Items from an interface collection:
++++++++++
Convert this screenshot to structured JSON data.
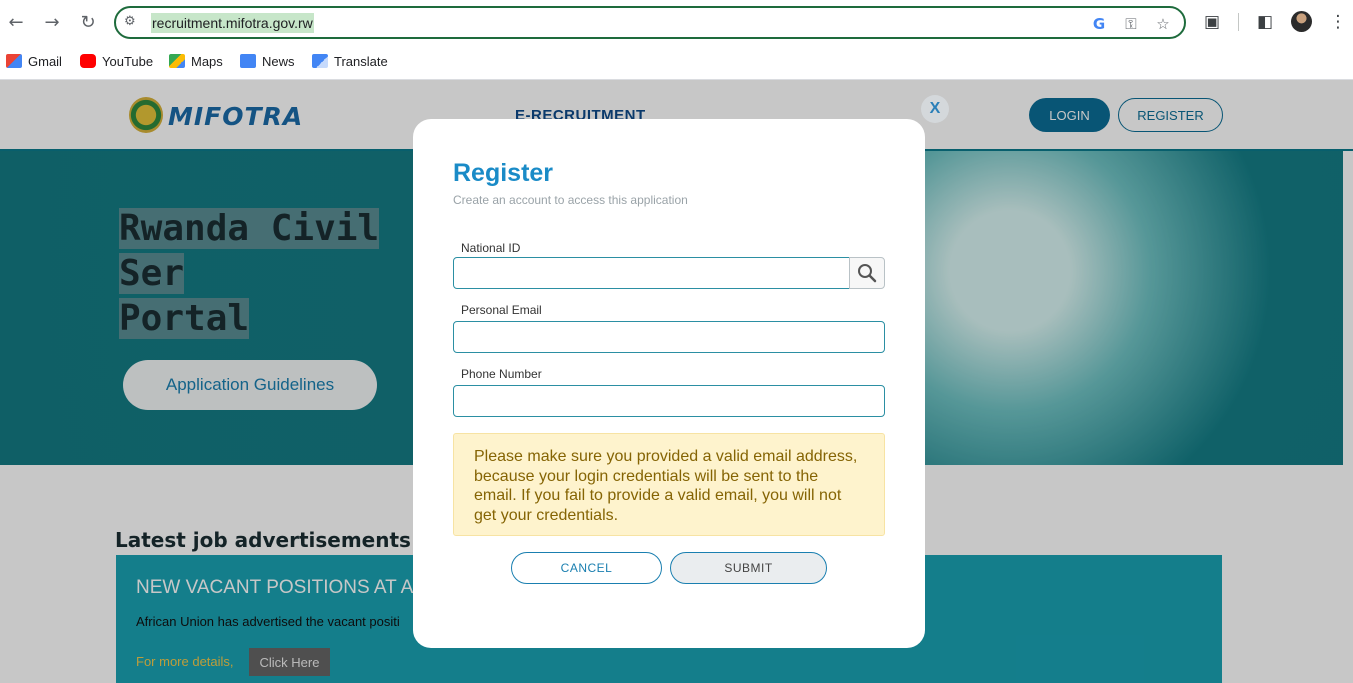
{
  "browser": {
    "url": "recruitment.mifotra.gov.rw",
    "bookmarks": [
      {
        "label": "Gmail",
        "icon": "gmail-icon"
      },
      {
        "label": "YouTube",
        "icon": "youtube-icon"
      },
      {
        "label": "Maps",
        "icon": "maps-icon"
      },
      {
        "label": "News",
        "icon": "news-icon"
      },
      {
        "label": "Translate",
        "icon": "translate-icon"
      }
    ]
  },
  "site": {
    "logo_text": "MIFOTRA",
    "nav_item": "E-RECRUITMENT",
    "login_label": "LOGIN",
    "register_label": "REGISTER",
    "hero_title_line1": "Rwanda Civil Ser",
    "hero_title_line2": "Portal",
    "guidelines_label": "Application Guidelines",
    "latest_title": "Latest job advertisements",
    "job": {
      "title": "NEW VACANT POSITIONS AT A",
      "description": "African Union has advertised the vacant positi",
      "more_details": "For more details,",
      "click_here": "Click Here"
    }
  },
  "modal": {
    "close_label": "X",
    "title": "Register",
    "subtitle": "Create an account to access this application",
    "fields": {
      "national_id": {
        "label": "National ID",
        "value": "",
        "placeholder": ""
      },
      "email": {
        "label": "Personal Email",
        "value": "",
        "placeholder": ""
      },
      "phone": {
        "label": "Phone Number",
        "value": "",
        "placeholder": ""
      }
    },
    "notice": "Please make sure you provided a valid email address, because your login credentials will be sent to the email. If you fail to provide a valid email, you will not get your credentials.",
    "cancel_label": "CANCEL",
    "submit_label": "SUBMIT"
  },
  "colors": {
    "accent": "#1a8bc7",
    "hero": "#147a83",
    "notice_bg": "#fef3cd"
  }
}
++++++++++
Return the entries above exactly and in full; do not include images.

■ **Answer to the exercise**
Convert this screenshot to structured JSON data.
{
  "browser": {
    "url": "recruitment.mifotra.gov.rw",
    "bookmarks": [
      {
        "label": "Gmail",
        "icon": "gmail-icon"
      },
      {
        "label": "YouTube",
        "icon": "youtube-icon"
      },
      {
        "label": "Maps",
        "icon": "maps-icon"
      },
      {
        "label": "News",
        "icon": "news-icon"
      },
      {
        "label": "Translate",
        "icon": "translate-icon"
      }
    ]
  },
  "site": {
    "logo_text": "MIFOTRA",
    "nav_item": "E-RECRUITMENT",
    "login_label": "LOGIN",
    "register_label": "REGISTER",
    "hero_title_line1": "Rwanda Civil Ser",
    "hero_title_line2": "Portal",
    "guidelines_label": "Application Guidelines",
    "latest_title": "Latest job advertisements",
    "job": {
      "title": "NEW VACANT POSITIONS AT A",
      "description": "African Union has advertised the vacant positi",
      "more_details": "For more details,",
      "click_here": "Click Here"
    }
  },
  "modal": {
    "close_label": "X",
    "title": "Register",
    "subtitle": "Create an account to access this application",
    "fields": {
      "national_id": {
        "label": "National ID",
        "value": "",
        "placeholder": ""
      },
      "email": {
        "label": "Personal Email",
        "value": "",
        "placeholder": ""
      },
      "phone": {
        "label": "Phone Number",
        "value": "",
        "placeholder": ""
      }
    },
    "notice": "Please make sure you provided a valid email address, because your login credentials will be sent to the email. If you fail to provide a valid email, you will not get your credentials.",
    "cancel_label": "CANCEL",
    "submit_label": "SUBMIT"
  },
  "colors": {
    "accent": "#1a8bc7",
    "hero": "#147a83",
    "notice_bg": "#fef3cd"
  }
}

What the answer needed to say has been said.